> >$1000 in order to create a more affordable situation for investors. The
> >previous minimum was set at $5K at 1/10 of 1% or 1/2 share. This all boils
> >down to the fact that anyone that invests a minimum amount of $1K has a
> >chance to gain much profit in the future. After all, the future of
> >computing is quantum computing..
> As I recall from working in startups, you can't have more than 30 or so
> shareholders unless you make a formal public offering. 30*$1,000 =
> What company?
> IOW, It's a scam or a joke.
> I do hope it's a joke. It's mostly disturbingly slick
> (Linux + Sun + QC + open source + CCD + (insert buzzword here)).
i hear ya. my skeptical hackles were a-bristlin, mostly because of the purported incredible amount progress. the thing is, they give fairly reputeable-sounding refs. but its sent from a root, for crissakes... and who mails from root, anyway? also, i didnt remember signing up for any mail updates, or anything, remotely like this.

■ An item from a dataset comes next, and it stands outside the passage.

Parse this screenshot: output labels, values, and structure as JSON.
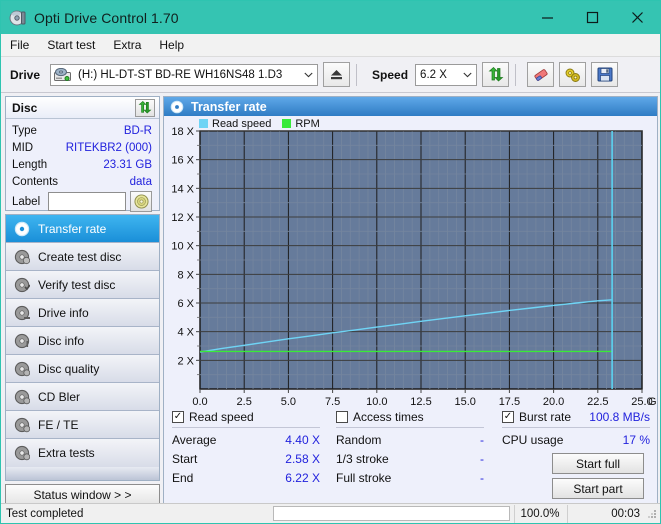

so, i went to http://www.unitelnw.com/, and my bogosity meter started aiming way over to the red side of things. "intellerstellar space travel"? "quantum electronic laser"? "acousto-electromagnetic hologistic resonant system"? then their talkin about zero-point energy; this seems to be pivotal. wtf. but, ive gotta admit, this setup is waaaaay slick. shit, their site is, i hate to admit it, kinda classy... well, at least untill you stop lookin at the pretty pictures and read it...
some joke. geez us h christos, man. somebody went to some lengths on this one... and i bet their gonna get ppl too... on second thought, i dont have the neccassary expertise to declare this kosher or not. i honestly dont know enough to have an opinion about how viable it is or isnt... ignorance wont kill me, yet. o well, nothin to do but learn.
> >The researchers at Keele are developing an NMR scanner that can easily be
> >incorporate into existing computer services.
> Har, har. Know what a desktop NMR would do to electronics and metals?
> like turning on an industrial electromagnet.
hehe my ignorance shines brilliantly through once again: whats a NMR? ::reaches deep into bellybutton:: nuclear magnetic resonance? if so, i can dig that.
absorbed in the masterful (imho) new NIN stuff,